Vice President Joe Biden told the Catholic magazine America that "abortion is always wrong," but he accepts that there are "God-fearing (and) non-God-fearing people that have a different view" and doesn't wish to impose his religious views on them. Biden sat down with the magazine for an interview about Pope Francis' visit to Washington, whether the pope should stay out of politics, and how Biden's own Catholic faith influences his views.
"I'm prepared to accept as a matter of faith" (the Catholic position) on abortion," said the vice president, "but what I'm not prepared to do is to impose a rigid view—a precise view, rigid sounds pejorative—a precise view that is born out of my faith on other people who are equally God-fearing, equally as committed to life, equally as committed to the sanctity of life. I'm prepared to accept that at the moment of conception there's human life and being, but I'm not prepared to say that to other God-fearing, non-Godfearing people that have a different view."
"Abortion is always wrong," Biden continued, "but there's been debate, and so there's, for me… I'm not prepared to impose (Catholic) doctrine that I'm prepared to accept" on everyone else.
A new poll shows Biden, who still hasn't said he's running for president, has the support of 25 percent of registered Democrats—not too far behind frontrunner Hillary Clinton (33 percent) and just ahead of Vermont Sen. Bernie Sanders (24 percent).

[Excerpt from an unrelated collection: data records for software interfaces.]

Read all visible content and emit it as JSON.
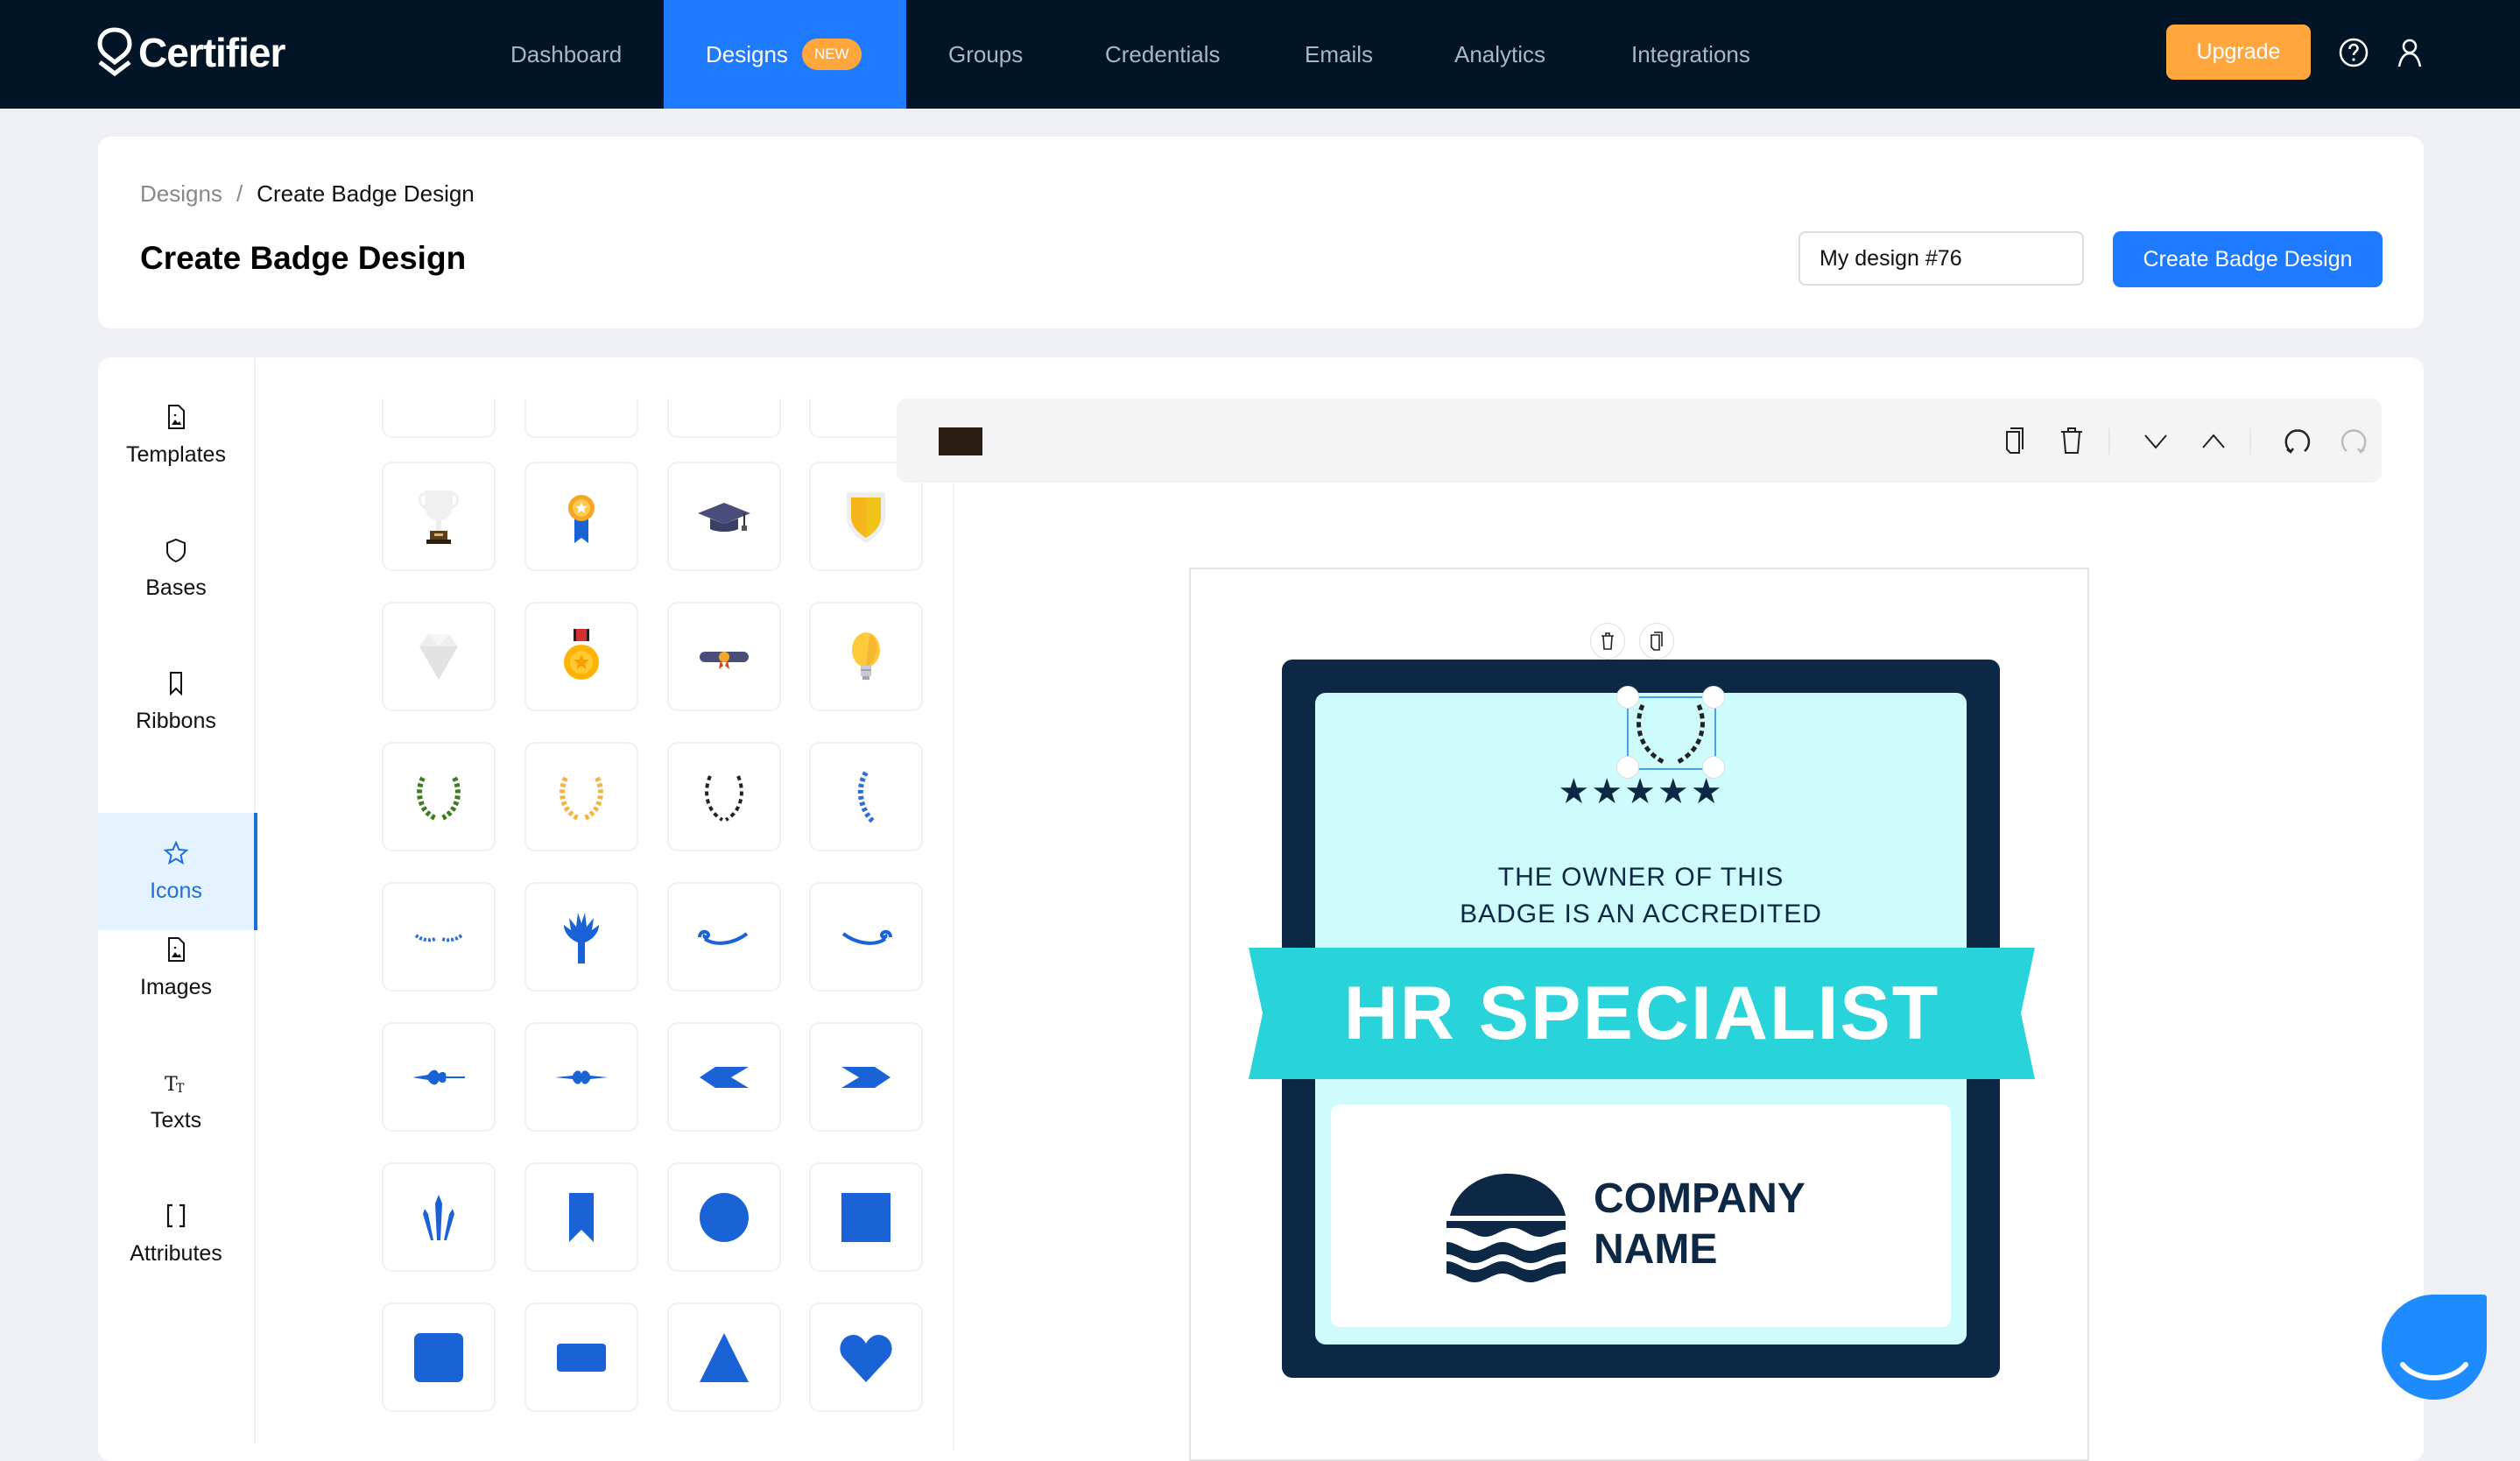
{
  "app": {
    "brand": "Certifier",
    "colors": {
      "nav_bg": "#021526",
      "accent": "#1e7bff",
      "upgrade": "#ffa63d",
      "badge_dark": "#0d2845",
      "badge_light": "#cefbfb",
      "ribbon": "#29d3da"
    }
  },
  "nav": {
    "items": [
      {
        "label": "Dashboard",
        "active": false
      },
      {
        "label": "Designs",
        "active": true,
        "badge": "NEW"
      },
      {
        "label": "Groups",
        "active": false
      },
      {
        "label": "Credentials",
        "active": false
      },
      {
        "label": "Emails",
        "active": false
      },
      {
        "label": "Analytics",
        "active": false
      },
      {
        "label": "Integrations",
        "active": false
      }
    ],
    "upgrade_label": "Upgrade",
    "help_icon": "help-circle-icon",
    "user_icon": "user-icon"
  },
  "header": {
    "breadcrumb": {
      "parent": "Designs",
      "separator": "/",
      "current": "Create Badge Design"
    },
    "title": "Create Badge Design",
    "design_name_value": "My design #76",
    "create_button_label": "Create Badge Design"
  },
  "sidebar": {
    "items": [
      {
        "label": "Templates",
        "icon": "file-image-icon",
        "active": false
      },
      {
        "label": "Bases",
        "icon": "shield-icon",
        "active": false
      },
      {
        "label": "Ribbons",
        "icon": "bookmark-icon",
        "active": false
      },
      {
        "label": "Icons",
        "icon": "star-icon",
        "active": true
      },
      {
        "label": "Images",
        "icon": "file-image-icon",
        "active": false
      },
      {
        "label": "Texts",
        "icon": "text-size-icon",
        "active": false
      },
      {
        "label": "Attributes",
        "icon": "brackets-icon",
        "active": false
      }
    ]
  },
  "icon_grid": {
    "rows": [
      [
        "trophy-icon",
        "medal-ribbon-icon",
        "graduation-cap-icon",
        "shield-gold-icon"
      ],
      [
        "diamond-icon",
        "medal-star-icon",
        "diploma-scroll-icon",
        "lightbulb-icon"
      ],
      [
        "laurel-green-icon",
        "laurel-gold-icon",
        "laurel-black-icon",
        "laurel-half-blue-icon"
      ],
      [
        "laurel-small-blue-icon",
        "fan-ornament-icon",
        "swirl-left-icon",
        "swirl-right-icon"
      ],
      [
        "fleur-divider-icon",
        "fleur-divider-alt-icon",
        "chevron-left-shape-icon",
        "chevron-right-shape-icon"
      ],
      [
        "crown-spikes-icon",
        "bookmark-shape-icon",
        "circle-shape-icon",
        "square-shape-icon"
      ],
      [
        "rounded-square-shape-icon",
        "rounded-rect-shape-icon",
        "triangle-shape-icon",
        "heart-shape-icon"
      ]
    ]
  },
  "toolbar": {
    "color_swatch": "#2b1c14",
    "buttons": [
      "duplicate",
      "delete",
      "move-down",
      "move-up",
      "undo",
      "redo"
    ]
  },
  "badge": {
    "stars": "★★★★★",
    "owner_line1": "THE OWNER OF THIS",
    "owner_line2": "BADGE IS AN ACCREDITED",
    "title": "HR SPECIALIST",
    "company_line1": "COMPANY",
    "company_line2": "NAME"
  }
}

Statements like "abortion is always wrong" could hurt Biden with women in the party, especially if the Clinton campaign decides to run with them. Female Democrats already lean overwhelmingly toward Clinton, with 50 percent of female respondents supporting her in a national poll from August (compared to just 38 percent of the male Democrats polled). But Biden's position on abortion—that it's immoral but should still be legal—also hews closely to the view espoused by many millennials on abortion. And millennial women have so far been the least susceptible to Clinton's alleged charms, which may make them a good demographic grab for either Clinton-opponent looking to boost support among Democrat women.